The statement says that
The new Framework marks an unprecedented commitment on the U.S. side to implement reforms that will strengthen the privacy and civil liberties protections applicable to U.S. signals intelligence activities.
That at least claims to be a restriction on surveillance, not an increase in authorization for surveillance. The statement also says that the US will:
establish a two-level independent redress mechanism with binding authority to direct remedial measures, and enhance rigorous and layered oversight of signals intelligence activities to ensure compliance with limitations on surveillance activities.
That seem to be rather different from allowing surveillance on a "whim".
Until the details of this new "framework" are published one cannot judge how effective these measures are likely to be, they might be mere lip service. But let us look at the reason behind them. Since the Schrems II decision, EU entities have, in many cases, been restricted from sharing data with US entities, or storing data on US-located servers, because of a concern that current US law did not sufficiently protect the privacy of EU residents. These restrictions have been a problem for many US businesses.
It seems that this new framework is aimed at giving enough privacy protection to lower these restrictions. It will be up to the EC and the European Courts to judge if the framework achieves that goal. If they decide that it does not, they can decline to lower, or reimpose, the data transfer restrictions, which would make the framework pointless for the US. It is in the US's interest to keep the EU authorities satisfied on this point.
In the article "United States and European Commission Announce Trans-Atlantic Data Privacy Framework: Setting the Scene for Schrems III?" from the National Law Review it is states that:
The success or failure of the new agreement will depend on the extent to which it overcomes the flaws identified by the ECJ in Schrems II. The ECJ ruled against the EU Commission’s adequacy decision in favour of Privacy Shield, finding that data subjects were inadequately protected against electronic surveillance or “signals intelligence” activities carried out under US Federal authority, and that data subjects impacted by such activities had no viable route to redress.

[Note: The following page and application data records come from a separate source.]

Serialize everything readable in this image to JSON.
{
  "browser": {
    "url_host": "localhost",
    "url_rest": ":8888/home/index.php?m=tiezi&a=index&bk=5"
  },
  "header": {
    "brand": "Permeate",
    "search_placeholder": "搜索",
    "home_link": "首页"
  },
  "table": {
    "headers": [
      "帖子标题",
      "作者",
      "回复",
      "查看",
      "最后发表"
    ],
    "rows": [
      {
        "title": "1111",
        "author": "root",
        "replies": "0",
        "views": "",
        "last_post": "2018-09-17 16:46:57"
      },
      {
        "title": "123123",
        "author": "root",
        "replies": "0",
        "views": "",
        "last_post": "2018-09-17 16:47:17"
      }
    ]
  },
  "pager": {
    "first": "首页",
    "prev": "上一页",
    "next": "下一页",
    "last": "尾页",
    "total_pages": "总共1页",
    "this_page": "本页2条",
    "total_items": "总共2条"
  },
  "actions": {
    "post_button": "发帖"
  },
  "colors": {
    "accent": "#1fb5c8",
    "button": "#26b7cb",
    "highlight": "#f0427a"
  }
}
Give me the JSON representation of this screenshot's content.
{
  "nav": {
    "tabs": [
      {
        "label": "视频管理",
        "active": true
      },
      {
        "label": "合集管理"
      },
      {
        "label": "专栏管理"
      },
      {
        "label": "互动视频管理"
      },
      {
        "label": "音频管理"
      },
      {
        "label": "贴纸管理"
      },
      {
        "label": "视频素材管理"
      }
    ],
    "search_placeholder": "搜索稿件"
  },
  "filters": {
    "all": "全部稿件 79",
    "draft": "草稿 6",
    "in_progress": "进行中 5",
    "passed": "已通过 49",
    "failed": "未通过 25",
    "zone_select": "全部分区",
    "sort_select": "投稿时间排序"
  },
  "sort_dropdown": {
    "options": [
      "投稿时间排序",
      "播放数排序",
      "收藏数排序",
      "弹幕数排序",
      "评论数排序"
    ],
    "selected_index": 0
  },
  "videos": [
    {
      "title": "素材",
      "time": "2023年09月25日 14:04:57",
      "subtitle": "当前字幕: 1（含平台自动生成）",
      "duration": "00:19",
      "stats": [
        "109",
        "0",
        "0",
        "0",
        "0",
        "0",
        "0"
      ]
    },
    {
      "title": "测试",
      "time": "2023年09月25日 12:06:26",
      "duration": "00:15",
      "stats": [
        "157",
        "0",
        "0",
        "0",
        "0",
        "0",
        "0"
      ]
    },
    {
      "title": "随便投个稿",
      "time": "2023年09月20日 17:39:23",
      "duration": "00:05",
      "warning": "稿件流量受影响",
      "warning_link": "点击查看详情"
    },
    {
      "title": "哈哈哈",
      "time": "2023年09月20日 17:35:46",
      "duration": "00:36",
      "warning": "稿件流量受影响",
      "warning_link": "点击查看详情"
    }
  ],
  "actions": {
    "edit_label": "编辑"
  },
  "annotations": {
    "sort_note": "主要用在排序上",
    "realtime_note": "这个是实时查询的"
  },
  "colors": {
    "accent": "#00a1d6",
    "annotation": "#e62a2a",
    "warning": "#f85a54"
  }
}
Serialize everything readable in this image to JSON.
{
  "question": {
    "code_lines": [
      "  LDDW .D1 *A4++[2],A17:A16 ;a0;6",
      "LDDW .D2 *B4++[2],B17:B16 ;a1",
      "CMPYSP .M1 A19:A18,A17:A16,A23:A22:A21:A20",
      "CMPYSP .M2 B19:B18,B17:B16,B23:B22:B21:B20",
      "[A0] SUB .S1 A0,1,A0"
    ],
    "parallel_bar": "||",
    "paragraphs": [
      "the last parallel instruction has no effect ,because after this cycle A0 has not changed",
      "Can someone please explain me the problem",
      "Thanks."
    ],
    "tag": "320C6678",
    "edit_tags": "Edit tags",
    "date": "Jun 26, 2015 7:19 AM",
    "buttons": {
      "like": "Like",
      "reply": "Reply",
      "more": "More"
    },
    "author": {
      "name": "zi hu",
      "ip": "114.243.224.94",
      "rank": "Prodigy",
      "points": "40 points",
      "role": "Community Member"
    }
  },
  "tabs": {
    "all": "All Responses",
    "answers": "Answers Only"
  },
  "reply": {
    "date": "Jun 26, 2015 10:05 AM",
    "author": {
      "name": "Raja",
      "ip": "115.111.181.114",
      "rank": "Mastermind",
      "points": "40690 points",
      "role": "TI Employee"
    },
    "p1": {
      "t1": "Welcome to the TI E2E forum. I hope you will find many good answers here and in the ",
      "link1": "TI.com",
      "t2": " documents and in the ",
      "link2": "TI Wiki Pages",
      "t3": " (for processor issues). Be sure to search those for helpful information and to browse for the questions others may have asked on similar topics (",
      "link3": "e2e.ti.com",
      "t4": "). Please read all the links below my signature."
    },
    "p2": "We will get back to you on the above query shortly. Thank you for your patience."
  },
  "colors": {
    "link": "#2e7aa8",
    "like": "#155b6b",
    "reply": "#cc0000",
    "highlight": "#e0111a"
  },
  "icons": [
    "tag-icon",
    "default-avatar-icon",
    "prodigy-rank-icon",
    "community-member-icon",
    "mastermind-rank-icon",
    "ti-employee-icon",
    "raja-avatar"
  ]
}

It is important to remember that Schrems II did not strike down Privacy Shield, which has continued to operate since July 2020. Rather, the European Court of Justice ruling struck down the EU Commission’s adequacy decision in favour of Privacy Shield. Consequently, a key objective of the new Trans-Atlantic Data Privacy Framework is not to replace Privacy Shield, but to revive and enhance it with new mechanisms to address the flaws identified in Schrems II.
Participating companies and organizations that take advantage of the Framework to legally protect data flows will continue to be required to adhere to the Privacy Shield Principles, including the requirement to self-certify their adherence to the Principles through the U.S. Department of Commerce.
The language of the White House fact sheet suggests some areas likely to attract close scrutiny once the full details are available:
What degree of impact on individual data subjects will be considered acceptable, and in what circumstances? The US government is not promising to refrain from the use of signals intelligence and electronic surveillance. It is promising only that intelligence activity will be limited to “legitimate national security interests” and that the impact on individuals will not be “disproportionate”.
How far the composition of the proposed Data Protection Review Court will ensure that it is truly independent of the Federal government?
According to this NY Times story:
The deal includes a way for Europeans to object if they feel that their privacy has been violated, including through an “independent Data Protection Review Court,” the White House said in a fact sheet released after the news conference. The deal still needs to be made final, the United States and the European Commission said in a joint statement, adding that the White House would put its commitments in an executive order.
Businesses that send European Union data to American servers have pushed hard for the governments to reach a new deal. Since the last pact was struck down more than 18 months ago, regulators in European countries have said companies cannot use certain web services, like Google Analytics and Mailchimp, because doing so could violate the privacy rights of Europeans.
Meta, the parent company of Facebook, said this year that it might shut down its services in Europe if the governments didn’t resolve their differences. Google’s top lawyer had urged “quick action to restore a practical framework that both protects privacy and promotes prosperity.”
The Friday announcement is the latest development in a lengthy debate about how far governments and tech companies should go to protect users’ privacy. Europe’s top court twice struck down pacts governing data flows between the United States and the European Union over concerns that the data would be exposed to American surveillance programs.
All of this is based on the joint announcement by the US and the EC, with detailed documents apparently yet to come.